Since the 1980s, interest in politically and legally shaping public memory regarding the Holocaust and other crimes perpetrated during the Second World War has been evident in a wide variety of arenas, from memorial museums to monuments, from war crimes trials to official commissions. The goal of these mechanisms has been to promote new, often sectarian, narratives of the historical record on an array of disputed topics, and to recall, redress and acknowledge past atrocities. This political engagement with the “duty to remember,” and the question of historical memory and identity politics, now extends well beyond the Holocaust, and has become a contentious subject in many countries. One manifestation of the trend has been the increasing demand for the right to truth, especially in transitional justice, which is purportedly a precondition to conflict resolution and policies of redress. At the same time, however, there is an increased recognition of the propensity for conflicting narratives about the past, particularly instrumentalized narratives about group identity and violent pasts, to escalate hostilities among nations, ethnicities and/or religions. These hostilities, anchored as they are in the collective memory and history of conflict, have become subject to extensive legislation, with the criminalization of statements about history and violent pasts becoming more commonplace.
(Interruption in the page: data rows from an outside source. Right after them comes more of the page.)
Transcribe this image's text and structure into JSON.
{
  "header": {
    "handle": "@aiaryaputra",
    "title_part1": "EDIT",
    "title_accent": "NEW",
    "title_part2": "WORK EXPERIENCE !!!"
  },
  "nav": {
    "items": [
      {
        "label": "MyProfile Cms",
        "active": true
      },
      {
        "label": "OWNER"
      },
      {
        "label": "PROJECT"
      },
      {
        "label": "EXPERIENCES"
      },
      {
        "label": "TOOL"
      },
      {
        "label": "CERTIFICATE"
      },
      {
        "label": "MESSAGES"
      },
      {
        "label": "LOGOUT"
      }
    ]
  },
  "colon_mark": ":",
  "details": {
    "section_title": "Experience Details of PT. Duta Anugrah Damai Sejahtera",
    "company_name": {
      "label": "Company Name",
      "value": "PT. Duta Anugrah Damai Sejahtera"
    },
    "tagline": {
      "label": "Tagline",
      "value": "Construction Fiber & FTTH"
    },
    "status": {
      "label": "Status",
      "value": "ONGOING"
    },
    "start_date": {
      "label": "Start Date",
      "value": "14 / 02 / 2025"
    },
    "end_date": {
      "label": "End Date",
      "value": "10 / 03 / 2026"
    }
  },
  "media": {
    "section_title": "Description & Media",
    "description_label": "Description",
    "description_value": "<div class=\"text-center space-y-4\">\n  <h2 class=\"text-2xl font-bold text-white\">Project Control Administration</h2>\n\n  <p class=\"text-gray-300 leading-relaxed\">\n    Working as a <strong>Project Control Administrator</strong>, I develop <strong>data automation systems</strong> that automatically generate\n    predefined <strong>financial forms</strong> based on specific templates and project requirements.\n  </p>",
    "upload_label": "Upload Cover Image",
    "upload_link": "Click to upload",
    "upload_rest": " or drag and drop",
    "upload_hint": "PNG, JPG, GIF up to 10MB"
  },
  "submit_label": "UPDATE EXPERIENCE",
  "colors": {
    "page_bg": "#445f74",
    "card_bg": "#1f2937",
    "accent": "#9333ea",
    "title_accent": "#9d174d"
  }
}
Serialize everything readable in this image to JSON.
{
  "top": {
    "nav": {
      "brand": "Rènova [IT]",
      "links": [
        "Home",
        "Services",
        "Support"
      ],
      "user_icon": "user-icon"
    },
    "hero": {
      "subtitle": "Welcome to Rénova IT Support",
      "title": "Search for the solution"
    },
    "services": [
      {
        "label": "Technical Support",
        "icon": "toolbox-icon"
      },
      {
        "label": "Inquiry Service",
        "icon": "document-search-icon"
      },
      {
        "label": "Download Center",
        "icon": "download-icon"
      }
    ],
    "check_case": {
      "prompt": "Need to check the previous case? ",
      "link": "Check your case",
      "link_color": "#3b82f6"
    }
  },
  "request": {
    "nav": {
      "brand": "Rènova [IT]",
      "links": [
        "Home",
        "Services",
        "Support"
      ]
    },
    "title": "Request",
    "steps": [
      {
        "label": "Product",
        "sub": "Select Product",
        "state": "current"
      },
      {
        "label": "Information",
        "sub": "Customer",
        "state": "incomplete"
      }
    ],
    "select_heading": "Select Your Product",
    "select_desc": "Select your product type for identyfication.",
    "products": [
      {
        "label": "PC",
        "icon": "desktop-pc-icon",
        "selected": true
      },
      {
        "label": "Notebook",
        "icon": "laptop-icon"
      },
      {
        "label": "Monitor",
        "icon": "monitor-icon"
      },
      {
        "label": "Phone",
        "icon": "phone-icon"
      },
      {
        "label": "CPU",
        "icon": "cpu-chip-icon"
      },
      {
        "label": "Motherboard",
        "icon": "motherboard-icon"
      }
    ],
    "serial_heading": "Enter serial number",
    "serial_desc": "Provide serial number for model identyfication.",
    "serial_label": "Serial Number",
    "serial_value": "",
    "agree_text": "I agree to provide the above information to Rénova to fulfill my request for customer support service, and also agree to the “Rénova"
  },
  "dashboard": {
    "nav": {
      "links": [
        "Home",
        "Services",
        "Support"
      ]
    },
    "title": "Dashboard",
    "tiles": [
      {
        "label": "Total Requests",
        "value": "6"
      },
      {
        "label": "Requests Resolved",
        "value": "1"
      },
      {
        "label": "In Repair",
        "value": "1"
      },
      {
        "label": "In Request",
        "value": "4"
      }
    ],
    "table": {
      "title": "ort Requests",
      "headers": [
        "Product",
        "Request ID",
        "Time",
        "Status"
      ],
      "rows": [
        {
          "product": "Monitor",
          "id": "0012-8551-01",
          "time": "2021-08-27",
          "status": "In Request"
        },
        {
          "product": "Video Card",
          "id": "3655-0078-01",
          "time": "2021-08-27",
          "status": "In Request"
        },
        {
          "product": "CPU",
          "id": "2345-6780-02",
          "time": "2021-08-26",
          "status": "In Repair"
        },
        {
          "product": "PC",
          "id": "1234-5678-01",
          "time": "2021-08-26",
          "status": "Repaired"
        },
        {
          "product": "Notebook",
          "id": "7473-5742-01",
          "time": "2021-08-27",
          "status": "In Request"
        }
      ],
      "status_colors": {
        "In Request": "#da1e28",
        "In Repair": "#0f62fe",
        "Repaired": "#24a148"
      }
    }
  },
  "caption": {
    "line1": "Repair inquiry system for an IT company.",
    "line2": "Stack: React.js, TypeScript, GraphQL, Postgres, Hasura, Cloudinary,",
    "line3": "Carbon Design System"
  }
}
Nestled between freedom of expression and denialism, between hate speech and aggressive nationalism, narrating history is thus the target of increased political manipulation. As such, the legislation of historical narrative carries numerous theoretical and moral predicaments, and thus has important implications. In certain circumstances, memory laws safeguard truth, honor victims, and ensure that the memory of crimes is not erased; and yet on other occasions they buttress authoritarianism and undercut freedom of expression. This workshop will explore narratives that engage the memory of past violence in contemporary policies and the politics surrounding the legislation of historical memory. The workshop will take a comparative perspective and will engage cases of genocide, mass atrocity, colonialism and transitions to democracy. Given the central role that the Holocaust and other mass atrocities have played with regard to human rights concepts today, the memory laws that address these topics similarly raise important questions about the theory and practice of human rights, as well as about the role of history in conflict resolution. Finally, the workshop will pay particular attention to censorship and punitive measures that aim to constrain counter-narratives to established national identities and to freedom of expression.
Start: 10/27/2017
End: 10/27/2017
Venue: IAB, Room 1219
Address:
420 W. 118th Street, New York, United States